Back on Track

image1

Here’s a little overview of the seemingly random series of events that have got me where I am now – about to embark on an amateur career racing in track cycling sprint events. I’m mostly writing this because I can’t contain my excitement, but it also leads me to begrudgingly agree that cliches like “do what makes you happy” and “anyone can get super fit” might actually have some credibility. Hear me out, ok?

Last weekend I completed my velodrome accreditation, meaning I’m officially licensed to start cycling quickly in a circle for hours on end. It’s been about two years since I first rode on a velodrome, and since then a few things have happened:

– I set a big goal last year (riding up the Stelvio Pass in Italy) which motivated me to make more progress on the bike than I ever thought I could.

– I started riding with other keen cyclists. Having the pace set by the Espresso Library Race Team showed me how much fun competitive cycling could be (although I maintain I’m not a competitive person).

– My training kept getting more disciplined, more strategic, and bringing better results.

– I moved to Manchester, parking a velodrome right on my door step.

– Finally, my girlfriend started racing on the track. It looked unbelievably fun. I couldn’t wait to give it a go

So things have been coming together for a while now, and now the planets seem perfectly aligned. But let’s backtrack a little further.

I’ve never considered myself sporty. I only started doing exercise out of choice about 4 years ago, aged 20. Just making a little progress was always enough, even if I took a couple of months off here and there. I never took it seriously and strictly stuck to what I enjoyed, namely:

1) Cycling for hours at a time on the road in the summer which requires endurance and low body weight.
2) Hitting the gym in the winter, lifting heavy weights to build muscle and increasing body weight.

You may think that these two types of training are somewhat opposed. Essentially, you’d be right (if you’re a sports scientist, bear with me here, I know it’s not that simple). But because I was starting from pretty poor level of fitness I saw some progress most of the time.

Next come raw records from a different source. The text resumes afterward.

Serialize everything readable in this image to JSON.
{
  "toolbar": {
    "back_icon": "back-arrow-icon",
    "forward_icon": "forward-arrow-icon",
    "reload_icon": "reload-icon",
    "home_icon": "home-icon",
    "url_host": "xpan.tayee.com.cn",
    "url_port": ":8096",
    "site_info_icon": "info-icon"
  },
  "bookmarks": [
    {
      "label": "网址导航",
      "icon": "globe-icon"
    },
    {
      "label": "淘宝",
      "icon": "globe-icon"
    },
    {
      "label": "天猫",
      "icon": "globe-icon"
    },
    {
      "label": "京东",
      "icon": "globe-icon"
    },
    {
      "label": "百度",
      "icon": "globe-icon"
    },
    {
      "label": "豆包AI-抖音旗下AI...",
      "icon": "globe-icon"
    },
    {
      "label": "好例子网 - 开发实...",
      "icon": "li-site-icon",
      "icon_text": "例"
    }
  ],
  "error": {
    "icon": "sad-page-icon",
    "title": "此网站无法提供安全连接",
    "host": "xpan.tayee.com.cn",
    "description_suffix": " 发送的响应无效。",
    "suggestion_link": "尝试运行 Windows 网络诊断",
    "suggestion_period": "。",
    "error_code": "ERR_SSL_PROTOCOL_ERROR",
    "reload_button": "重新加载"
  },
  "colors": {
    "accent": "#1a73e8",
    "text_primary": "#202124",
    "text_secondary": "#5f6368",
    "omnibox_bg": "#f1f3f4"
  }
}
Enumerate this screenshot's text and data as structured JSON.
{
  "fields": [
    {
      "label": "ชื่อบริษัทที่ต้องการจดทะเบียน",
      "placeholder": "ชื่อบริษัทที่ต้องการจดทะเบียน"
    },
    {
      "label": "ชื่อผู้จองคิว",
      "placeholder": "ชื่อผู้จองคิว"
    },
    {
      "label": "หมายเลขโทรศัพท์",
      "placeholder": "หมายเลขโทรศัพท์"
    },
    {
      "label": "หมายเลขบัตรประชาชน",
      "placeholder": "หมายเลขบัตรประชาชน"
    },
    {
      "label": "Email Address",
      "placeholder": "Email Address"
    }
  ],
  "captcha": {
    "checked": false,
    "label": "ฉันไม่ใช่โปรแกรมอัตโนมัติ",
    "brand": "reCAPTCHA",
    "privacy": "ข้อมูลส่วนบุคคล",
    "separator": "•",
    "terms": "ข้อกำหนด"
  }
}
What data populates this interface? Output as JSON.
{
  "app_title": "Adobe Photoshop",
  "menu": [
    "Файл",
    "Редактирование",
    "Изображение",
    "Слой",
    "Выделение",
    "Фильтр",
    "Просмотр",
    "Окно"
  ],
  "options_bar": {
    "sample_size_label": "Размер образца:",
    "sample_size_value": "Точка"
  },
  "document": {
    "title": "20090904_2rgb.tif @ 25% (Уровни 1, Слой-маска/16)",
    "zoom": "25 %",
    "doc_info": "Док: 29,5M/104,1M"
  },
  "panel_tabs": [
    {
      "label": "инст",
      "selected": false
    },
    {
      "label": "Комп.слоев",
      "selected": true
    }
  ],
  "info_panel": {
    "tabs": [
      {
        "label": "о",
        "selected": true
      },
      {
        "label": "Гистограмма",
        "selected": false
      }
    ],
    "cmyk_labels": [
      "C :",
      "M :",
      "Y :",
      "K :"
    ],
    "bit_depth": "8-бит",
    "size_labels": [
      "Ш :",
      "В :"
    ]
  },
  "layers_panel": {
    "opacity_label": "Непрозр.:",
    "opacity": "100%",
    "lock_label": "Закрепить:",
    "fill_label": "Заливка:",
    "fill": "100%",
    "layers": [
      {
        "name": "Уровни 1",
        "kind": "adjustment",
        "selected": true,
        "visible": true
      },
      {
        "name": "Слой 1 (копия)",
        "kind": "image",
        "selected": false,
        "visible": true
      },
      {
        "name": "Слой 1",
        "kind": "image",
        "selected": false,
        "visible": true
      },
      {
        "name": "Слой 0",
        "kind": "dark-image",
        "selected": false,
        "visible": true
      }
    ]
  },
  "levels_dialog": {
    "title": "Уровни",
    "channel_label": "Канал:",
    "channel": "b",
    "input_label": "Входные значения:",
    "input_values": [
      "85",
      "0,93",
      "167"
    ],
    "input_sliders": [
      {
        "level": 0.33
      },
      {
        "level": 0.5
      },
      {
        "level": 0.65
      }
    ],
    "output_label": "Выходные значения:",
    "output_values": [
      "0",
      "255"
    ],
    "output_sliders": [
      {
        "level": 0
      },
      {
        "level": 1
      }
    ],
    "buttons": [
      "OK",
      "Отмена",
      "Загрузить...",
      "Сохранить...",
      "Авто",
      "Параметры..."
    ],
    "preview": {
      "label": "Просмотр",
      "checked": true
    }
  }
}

It was seeing this progress that kept me interested in fitness. In fact, it was what drew me to weight lifting in the first place – it’s simply the most effective way to get stronger. And I found I liked getting stronger. I was never worried about being the strongest, because getting just a little bit stronger was plenty for me.

Over time, I kept getting “just a little bit stronger”. Of course I haven’t stopped cycling. So I’ve also accumulated thousands and thousands of kilometres (cyclists don’t use miles) of riding fixed gear bikes. That’s variety of bike used on the track, with a single gear and no brakes. So it’s not the most efficient kind of bike to ride on the road, but I still find them more fun. The point I’m eventually getting to is that I always did the stuff that I liked, despite having no plan or expectations. Now, unexpectedly, it’s all come together.

As it turns out track cycling sprint events require the rather unusual combination of:

1) Being able to cycle rather quickly.
2) Having stupidly strong legs, regardless of the cost in weight.

This rather obscure discipline is the speciality of riders such as Chris Hoy, Victoria Pendleton and the Team GB sprint squad. The small number of events they compete in require massive acceleration to speeds topping 70kmh (40mph) over a few laps of a 250 meter velodrome. Races last less than a minutes but are insanely intense. Check out this race form the 2012 olympics.

So I’ve unintentionally been doing exactly the right combination of training for years. I’m in the unprecedented position of not only wanting to see how I shape up against serious athletes, but potentially being able to do well.

Is this any more than a self indulgent boast of how far I’ve come? Yeah, I think so. This isn’t some rags to riches fairy tale – my performance isn’t, and wont be, earth shattering. But I’ve massively exceeded my expectations from getting out there and doing what I enjoyed. It’s a lot more achievable than I thought it would be. So maybe you should cut the excuses and find something fun to do. Then keep on doing it.

Leave a Reply

Your email address will not be published. Required fields are marked *